Citibank in Germany is right on schedule in launching a cobranded payment card with the Deutsche Bahn, the state-owned railway system.
But the big bank card issuer did not expect to collide with consumer activists in Germany, who are accusing Citibank of using underhanded methods to attract cardholders, according to The Wall Street Journal.
This month Citibank Privatkunden AG, the German consumer banking unit, began targeting the three million customers of Deutsche Bahn through direct mail, as it had pledged last year.
The letters invite Bahn users to apply for a new rail pass, but instead of a simple pass, Citibank is offering one that combines a personal photograph on the card with a Visa credit or debit service.
The debit version, an on-line Visa Electron product that is linked to a checking account, is being marketed as an alternative for people who do not want a credit card, or for people who do not qualify for credit.
Because credit cards are not popular in much of Europe, it is likely that many customers will not choose the credit card option.
Consumer groups claim Citibank's applications do not clarify that rail customers can also get a new Bahn card without a financial-payment feature.
Bahn riders over 18 who simply want to use the pass for train travel will receive an Electron card, but the debit function can remain dormant if cardholders don't supply Citibank with the relevant information about their bank accounts, or if they elect not to open such accounts.

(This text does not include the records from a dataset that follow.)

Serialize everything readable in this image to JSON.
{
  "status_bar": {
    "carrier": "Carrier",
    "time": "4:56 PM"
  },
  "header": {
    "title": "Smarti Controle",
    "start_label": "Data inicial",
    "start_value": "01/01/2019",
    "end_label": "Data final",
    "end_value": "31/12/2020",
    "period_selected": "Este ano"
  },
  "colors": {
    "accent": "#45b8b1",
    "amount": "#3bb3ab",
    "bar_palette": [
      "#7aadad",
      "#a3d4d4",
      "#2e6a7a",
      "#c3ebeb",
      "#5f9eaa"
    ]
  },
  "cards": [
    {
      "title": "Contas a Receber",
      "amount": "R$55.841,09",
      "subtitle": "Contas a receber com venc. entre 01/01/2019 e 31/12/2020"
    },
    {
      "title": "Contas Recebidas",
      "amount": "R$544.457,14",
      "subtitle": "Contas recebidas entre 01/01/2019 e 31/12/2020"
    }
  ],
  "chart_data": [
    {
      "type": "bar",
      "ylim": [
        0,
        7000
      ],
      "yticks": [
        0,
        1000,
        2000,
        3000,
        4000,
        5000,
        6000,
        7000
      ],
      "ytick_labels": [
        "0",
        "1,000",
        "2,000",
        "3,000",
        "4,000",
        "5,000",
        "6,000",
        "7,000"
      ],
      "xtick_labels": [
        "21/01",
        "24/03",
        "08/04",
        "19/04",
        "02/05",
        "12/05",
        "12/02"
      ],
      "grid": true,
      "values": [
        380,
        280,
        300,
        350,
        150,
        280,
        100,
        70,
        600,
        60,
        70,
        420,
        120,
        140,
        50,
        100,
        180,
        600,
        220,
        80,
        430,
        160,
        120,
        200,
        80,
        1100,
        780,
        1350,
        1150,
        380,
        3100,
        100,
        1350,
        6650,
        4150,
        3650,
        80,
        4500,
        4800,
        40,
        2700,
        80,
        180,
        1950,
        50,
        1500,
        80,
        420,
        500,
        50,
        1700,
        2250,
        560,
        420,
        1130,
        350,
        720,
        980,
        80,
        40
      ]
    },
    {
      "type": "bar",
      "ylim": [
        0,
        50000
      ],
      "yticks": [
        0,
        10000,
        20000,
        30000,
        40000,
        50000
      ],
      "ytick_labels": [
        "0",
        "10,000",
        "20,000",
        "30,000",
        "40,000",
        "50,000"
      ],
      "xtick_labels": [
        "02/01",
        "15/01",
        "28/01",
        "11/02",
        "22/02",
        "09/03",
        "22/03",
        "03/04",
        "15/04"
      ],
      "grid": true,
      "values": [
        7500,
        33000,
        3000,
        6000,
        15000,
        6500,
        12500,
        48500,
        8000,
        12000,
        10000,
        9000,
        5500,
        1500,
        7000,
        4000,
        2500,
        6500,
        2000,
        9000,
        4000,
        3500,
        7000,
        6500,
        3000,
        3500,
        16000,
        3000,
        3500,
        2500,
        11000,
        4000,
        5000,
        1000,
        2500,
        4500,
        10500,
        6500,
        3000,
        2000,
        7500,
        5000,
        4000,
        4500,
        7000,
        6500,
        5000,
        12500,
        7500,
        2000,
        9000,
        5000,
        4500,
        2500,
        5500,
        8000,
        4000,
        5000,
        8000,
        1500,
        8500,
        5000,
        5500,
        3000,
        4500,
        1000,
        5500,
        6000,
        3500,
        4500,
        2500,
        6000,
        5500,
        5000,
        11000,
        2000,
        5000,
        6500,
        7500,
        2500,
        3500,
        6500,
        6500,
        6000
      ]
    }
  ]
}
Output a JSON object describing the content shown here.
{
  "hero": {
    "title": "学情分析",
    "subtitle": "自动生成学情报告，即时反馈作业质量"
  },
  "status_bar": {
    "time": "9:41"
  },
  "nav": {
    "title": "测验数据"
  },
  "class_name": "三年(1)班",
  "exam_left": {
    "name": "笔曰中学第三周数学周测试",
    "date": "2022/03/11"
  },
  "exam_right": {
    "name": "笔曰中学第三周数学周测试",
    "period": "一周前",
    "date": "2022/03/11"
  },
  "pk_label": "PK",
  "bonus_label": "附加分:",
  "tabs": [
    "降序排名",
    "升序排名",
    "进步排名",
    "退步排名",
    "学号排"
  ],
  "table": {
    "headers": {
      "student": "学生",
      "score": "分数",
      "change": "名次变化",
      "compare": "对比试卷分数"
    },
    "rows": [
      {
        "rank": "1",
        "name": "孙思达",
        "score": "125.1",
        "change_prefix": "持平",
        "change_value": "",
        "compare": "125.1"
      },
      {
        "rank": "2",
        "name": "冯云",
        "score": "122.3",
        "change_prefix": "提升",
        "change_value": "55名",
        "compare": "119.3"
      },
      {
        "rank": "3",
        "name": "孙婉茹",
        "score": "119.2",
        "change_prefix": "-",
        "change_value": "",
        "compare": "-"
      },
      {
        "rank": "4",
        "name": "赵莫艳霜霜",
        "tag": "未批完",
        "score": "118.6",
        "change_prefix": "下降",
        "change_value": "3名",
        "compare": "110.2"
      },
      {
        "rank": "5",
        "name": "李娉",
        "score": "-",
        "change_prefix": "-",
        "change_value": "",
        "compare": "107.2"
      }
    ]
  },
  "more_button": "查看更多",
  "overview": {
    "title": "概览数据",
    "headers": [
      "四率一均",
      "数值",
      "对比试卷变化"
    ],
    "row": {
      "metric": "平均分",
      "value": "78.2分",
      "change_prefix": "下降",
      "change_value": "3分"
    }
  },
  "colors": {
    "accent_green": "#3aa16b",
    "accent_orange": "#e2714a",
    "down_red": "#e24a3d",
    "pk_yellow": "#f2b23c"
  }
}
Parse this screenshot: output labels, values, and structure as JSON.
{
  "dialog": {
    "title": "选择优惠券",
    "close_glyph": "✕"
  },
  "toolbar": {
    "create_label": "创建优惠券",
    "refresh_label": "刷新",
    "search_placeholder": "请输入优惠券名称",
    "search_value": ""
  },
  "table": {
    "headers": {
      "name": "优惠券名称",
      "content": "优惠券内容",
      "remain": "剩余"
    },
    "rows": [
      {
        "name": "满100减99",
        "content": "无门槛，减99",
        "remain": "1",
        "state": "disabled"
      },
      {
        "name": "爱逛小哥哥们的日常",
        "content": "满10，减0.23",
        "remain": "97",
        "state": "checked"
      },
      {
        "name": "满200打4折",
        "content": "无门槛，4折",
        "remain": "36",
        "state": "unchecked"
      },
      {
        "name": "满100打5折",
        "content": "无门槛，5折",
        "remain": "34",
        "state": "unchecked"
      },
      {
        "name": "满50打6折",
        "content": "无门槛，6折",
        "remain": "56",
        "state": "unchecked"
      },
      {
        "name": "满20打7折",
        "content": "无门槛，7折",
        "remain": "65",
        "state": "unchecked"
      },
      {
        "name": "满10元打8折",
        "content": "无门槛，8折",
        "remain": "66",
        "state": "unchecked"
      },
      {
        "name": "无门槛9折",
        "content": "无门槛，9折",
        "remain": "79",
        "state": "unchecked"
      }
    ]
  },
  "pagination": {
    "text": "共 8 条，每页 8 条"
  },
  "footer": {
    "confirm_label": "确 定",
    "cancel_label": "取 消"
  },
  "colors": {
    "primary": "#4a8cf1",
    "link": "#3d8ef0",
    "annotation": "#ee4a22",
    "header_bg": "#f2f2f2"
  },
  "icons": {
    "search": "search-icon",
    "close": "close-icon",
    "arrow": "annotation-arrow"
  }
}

People under age 18 get an upgraded Bahn card with a photograph and still qualify for the 50% discount on rail travel that is a standard feature of the basic Deutsche Bahn pass. Unlike with the Visa Electron and credit cards, Citibank is not including its name on the card for minors, though the bank is still responsible for issuing these non-financial cards.
It is not clear how Citibank will respond to the consumer complaints.
"We feel the material is appropriate in the German marketplace" and the application forms are not unusual, said a spokeswoman in New York.
Citibank's alliance with Deutsche Bahn is critical because if it succeeds, Citibank could become the largest issuer of credit cards in Germany. With about 300,000 card accounts, Citibank is fourth behind Berliner Bank, Deutsche Bank, and Banco Santander.
Citibank's commitment to Germany's consumer market is evident in other areas as well. The bank's branch network there - at 300 offices - is second only to its U.S. presence.
Worldwide, Citibank is the largest issuer of credit cards, with 50 million in 30 countries. It has earned the distinction of being the only American bank with a truly global card operation.
"We have unique technological, logistic, and human resources at our disposal, which are now also going to benefit German BahnCard customers," Roberta J. Arena, executive vice president of Citibank's North American and European card businesses, said in a prepared statement.
Citibank said it expects to convert 300,000 Deutsche Bahn cards each month.
Eventually, the partners want to provide telephone calling card services as well.